* Skibins, J.C. & Powell, R.B. (2013). Conservation Caring: Measuring the Influence of Zoo Visitors’ Connection to Wildlife on Pro-Conservation Behaviors.
7. Taking Care Of Marine Mammals
Marine mammals at Vancouver Aquarium require a great deal of specialized care—this is especially true for belugas and dolphins that are wholly aquatic. Training is a way for us to communicate with them and to build a trusting relationship. Training allows our professional team to convey simple messages that result in voluntary and cooperative body examinations, the taking of blood, body temperature, ultrasound, dental checks and eye exams.
Our interactions are customized for each animal and vary for health care, exercise, socialization, science, learning, education and play. It also enables scientists to conduct vital research, such as the echolocation (sound) study now underway to help us understand how Pacific white-sided dolphins navigate underwater using sound and why they continue to get entangled in fishing nets.
The interactions happen regardless of public presence and are specifically, and most importantly, for the benefit of animal care. Our guests enjoy watching the interactions and marvel at the relationships the animals have with their expert caregivers. These interactions, or shows, offer important opportunities to engage our guests in ocean issues, particularly direct action programs in which our guests are encouraged to take part.
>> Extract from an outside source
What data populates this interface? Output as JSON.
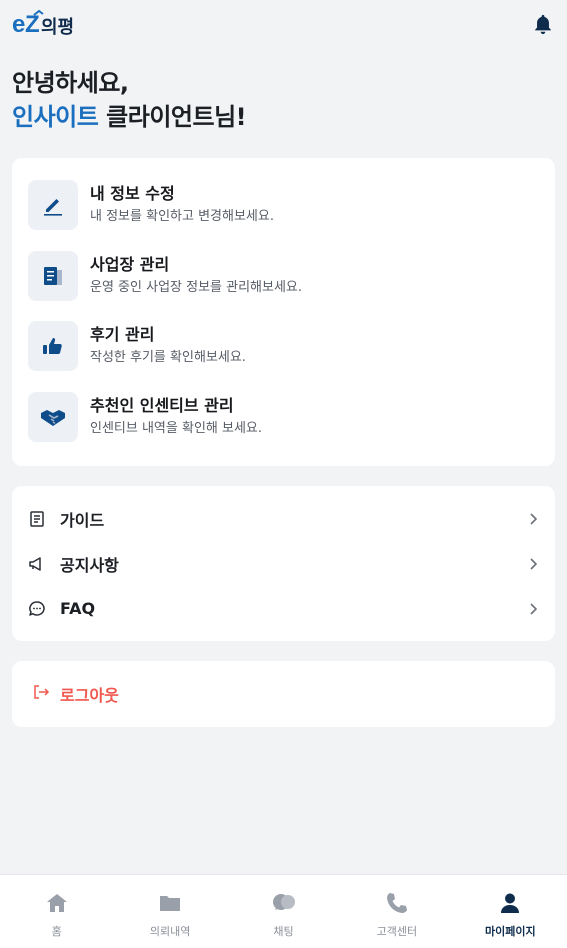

8. Whales And Dolphins Play A Vital Role
As well as helping to inspire understanding and action in our guests, the whales and dolphins at Vancouver Aquarium continue to play an important role in research for ocean conservation. Some of the studies led by Vancouver Aquarium are conducted solely in the wild, though they use knowledge previously gained from animals at the Aquarium.
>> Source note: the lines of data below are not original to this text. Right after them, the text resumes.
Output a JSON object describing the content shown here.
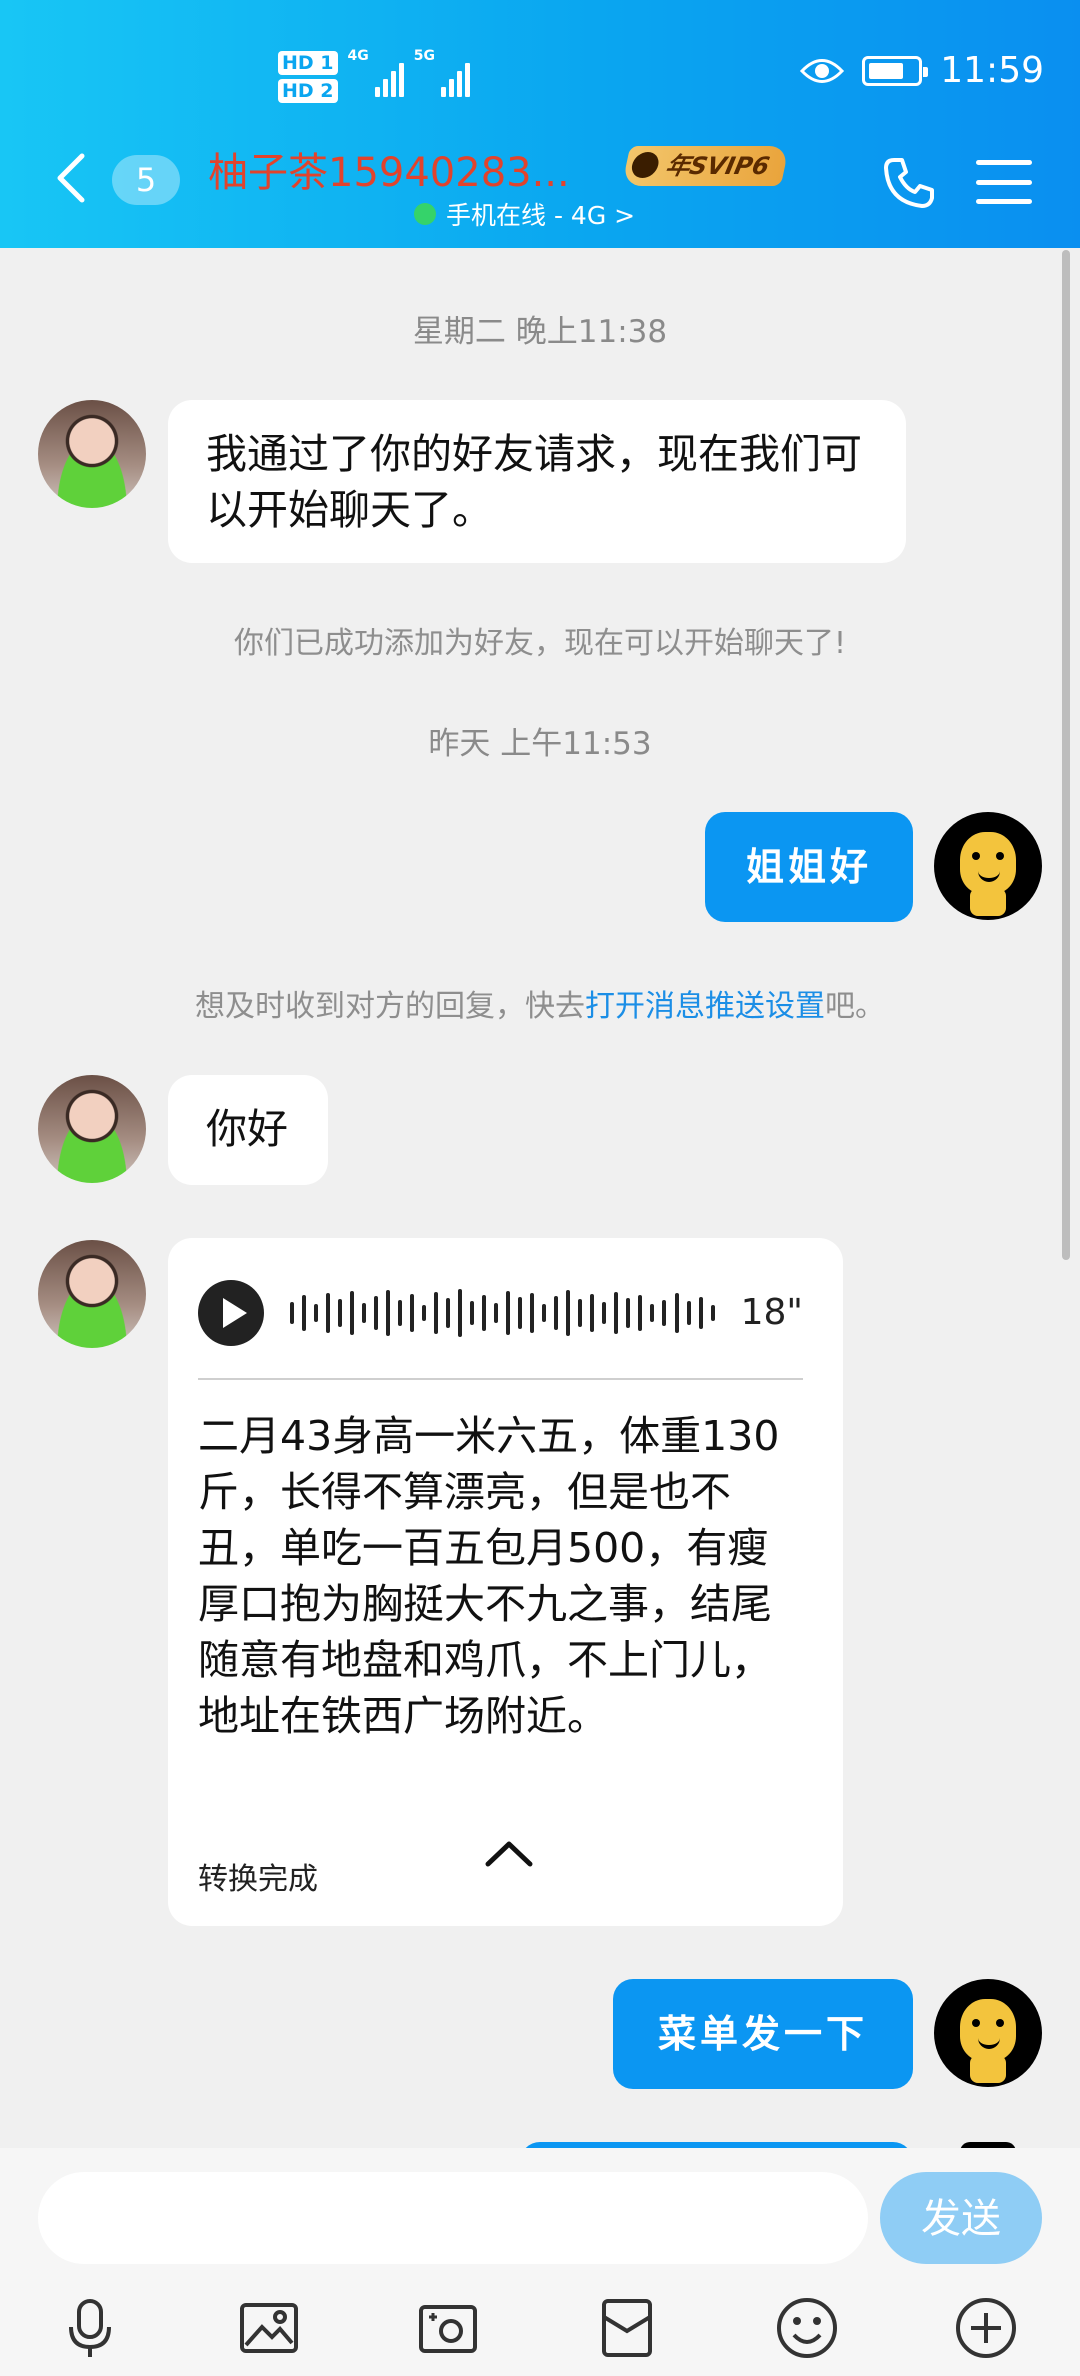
{
  "status_bar": {
    "hd1": "HD 1",
    "hd2": "HD 2",
    "net1": "4G",
    "net2": "5G",
    "time": "11:59"
  },
  "header": {
    "unread_count": "5",
    "contact_name": "柚子茶15940283...",
    "vip_badge": "年SVIP6",
    "online_status": "手机在线 - 4G >",
    "colors": {
      "gradient_start": "#18c6f5",
      "gradient_end": "#0a8ff0",
      "name_color": "#e2432c"
    }
  },
  "chat": {
    "timestamp1": "星期二 晚上11:38",
    "msg1": "我通过了你的好友请求，现在我们可以开始聊天了。",
    "system1": "你们已成功添加为好友，现在可以开始聊天了!",
    "timestamp2": "昨天 上午11:53",
    "msg2": "姐姐好",
    "system2_prefix": "想及时收到对方的回复，快去",
    "system2_link": "打开消息推送设置",
    "system2_suffix": "吧。",
    "msg3": "你好",
    "voice": {
      "duration": "18\"",
      "transcript": "二月43身高一米六五，体重130斤，长得不算漂亮，但是也不丑，单吃一百五包月500，有瘦厚口抱为胸挺大不九之事，结尾随意有地盘和鸡爪，不上门儿，地址在铁西广场附近。",
      "status": "转换完成"
    },
    "msg4": "菜单发一下"
  },
  "input_bar": {
    "placeholder": "",
    "send_label": "发送",
    "tools": [
      "microphone-icon",
      "image-icon",
      "camera-icon",
      "red-packet-icon",
      "emoji-icon",
      "plus-icon"
    ]
  }
}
Other studies are conducted only at Vancouver Aquarium. Many of them begin at the Aquarium, to establish baseline measurements and to broaden scientists’ understanding, and then continue in the wild. Find just a few of the published and peer-reviewed studies funded and conducted by Vancouver Aquarium listed here.
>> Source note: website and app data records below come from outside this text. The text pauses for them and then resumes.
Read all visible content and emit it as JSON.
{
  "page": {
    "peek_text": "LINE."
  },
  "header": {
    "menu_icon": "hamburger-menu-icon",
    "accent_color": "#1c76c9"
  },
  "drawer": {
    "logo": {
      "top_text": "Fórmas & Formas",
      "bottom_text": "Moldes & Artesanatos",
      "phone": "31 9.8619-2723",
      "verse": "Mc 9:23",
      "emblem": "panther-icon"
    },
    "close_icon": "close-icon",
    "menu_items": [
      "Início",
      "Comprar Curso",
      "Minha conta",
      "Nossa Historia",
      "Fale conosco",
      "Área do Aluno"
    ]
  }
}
Expertise gained working with on-site animals also means Vancouver Aquarium is the only rescue facility in Canada with the skills and expertise to conduct rescues in the wild, like reuniting orphaned killer whale Springer with her pod in 2002, rescuing stranded killer whale Sam in 2013, rescuing and rehabilitating harbour porpoise Levi in 2013, and conducting ongoing disentanglement efforts with sea lions on B.C.’s coast.
9. Research For The North
The Arctic is warming at a rate of almost twice the global average, and the sea ice that is a critical component of Arctic marine ecosystems is projected to disappear in the summer within a generation.
For beluga whales, the changing environment means fewer food sources and greater threats, including increased shipping traffic, novel diseases and infection by parasites previously only found in more southern animal species. Vancouver Aquarium researchers and research associates from universities around North America are working together to find solutions to these new challenges. Vancouver Aquarium belugas, Aurora and Qila, are helping. A list of peer-reviewed studies is listed on this page. It does not include research currently underway.
10. Providing A Home For Rescued Animals
Rescued cetaceans at Vancouver Aquarium have been deemed non-releasable by the appropriate government authorities, such as Fisheries and Oceans Canada. To be deemed non-releasable, stranded marine mammals have either sustained injuries that would put them at a great disadvantage in the wild (as with Hana and Helen, the Pacific white-sided dolphins), or they lack the life skills needed to survive on their own because they stranded at a very young age (the case with Jack and Daisy, the harbour porpoises).
With every rescue, the team at Vancouver Aquarium’s Marine Mammal Rescue Centre works around the clock to rehabilitate the animal with the goal of reintroducing it to the wild. Each year, we succeed in rescuing, rehabilitating and releasing roughly 100 marine mammals back into their natural environment. Learn more about our Marine Mammal Rescue Centre.
For more information about our commitments, read our Open Letter.